TASK GOAL = Leave every image behind and restate the data word for word.

══════

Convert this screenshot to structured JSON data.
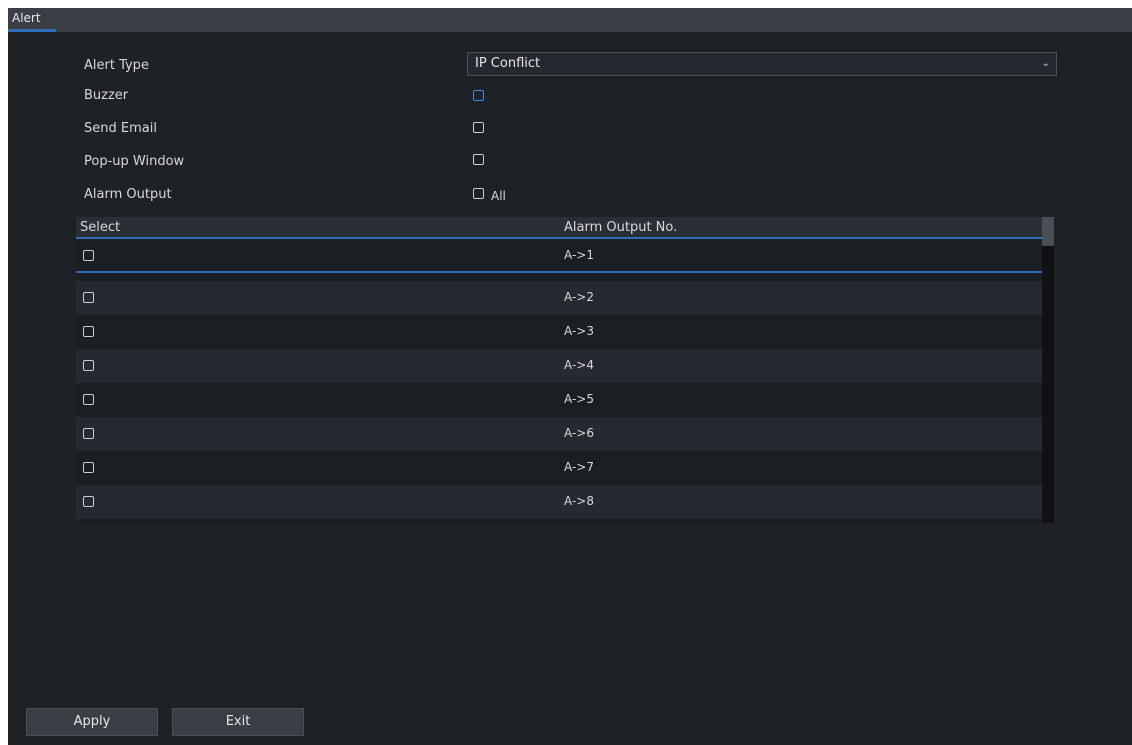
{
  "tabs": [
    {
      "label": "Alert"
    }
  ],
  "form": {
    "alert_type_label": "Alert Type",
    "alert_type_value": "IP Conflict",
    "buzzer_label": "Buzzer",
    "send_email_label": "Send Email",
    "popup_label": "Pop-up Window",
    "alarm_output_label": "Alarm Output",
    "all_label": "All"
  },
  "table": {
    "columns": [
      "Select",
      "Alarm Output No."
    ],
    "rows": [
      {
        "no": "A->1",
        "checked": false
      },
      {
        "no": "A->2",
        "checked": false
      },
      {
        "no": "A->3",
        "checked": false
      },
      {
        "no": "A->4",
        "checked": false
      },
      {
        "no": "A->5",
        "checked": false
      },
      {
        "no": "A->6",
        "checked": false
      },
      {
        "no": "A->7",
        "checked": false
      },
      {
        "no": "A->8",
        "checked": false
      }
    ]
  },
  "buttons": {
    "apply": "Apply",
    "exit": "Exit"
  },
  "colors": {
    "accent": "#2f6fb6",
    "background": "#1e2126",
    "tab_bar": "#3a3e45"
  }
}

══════

ANSWER SPACE =
Convert this screenshot to structured JSON data.
{
  "tabs": [
    {
      "label": "Alert"
    }
  ],
  "form": {
    "alert_type_label": "Alert Type",
    "alert_type_value": "IP Conflict",
    "buzzer_label": "Buzzer",
    "send_email_label": "Send Email",
    "popup_label": "Pop-up Window",
    "alarm_output_label": "Alarm Output",
    "all_label": "All"
  },
  "table": {
    "columns": [
      "Select",
      "Alarm Output No."
    ],
    "rows": [
      {
        "no": "A->1",
        "checked": false
      },
      {
        "no": "A->2",
        "checked": false
      },
      {
        "no": "A->3",
        "checked": false
      },
      {
        "no": "A->4",
        "checked": false
      },
      {
        "no": "A->5",
        "checked": false
      },
      {
        "no": "A->6",
        "checked": false
      },
      {
        "no": "A->7",
        "checked": false
      },
      {
        "no": "A->8",
        "checked": false
      }
    ]
  },
  "buttons": {
    "apply": "Apply",
    "exit": "Exit"
  },
  "colors": {
    "accent": "#2f6fb6",
    "background": "#1e2126",
    "tab_bar": "#3a3e45"
  }
}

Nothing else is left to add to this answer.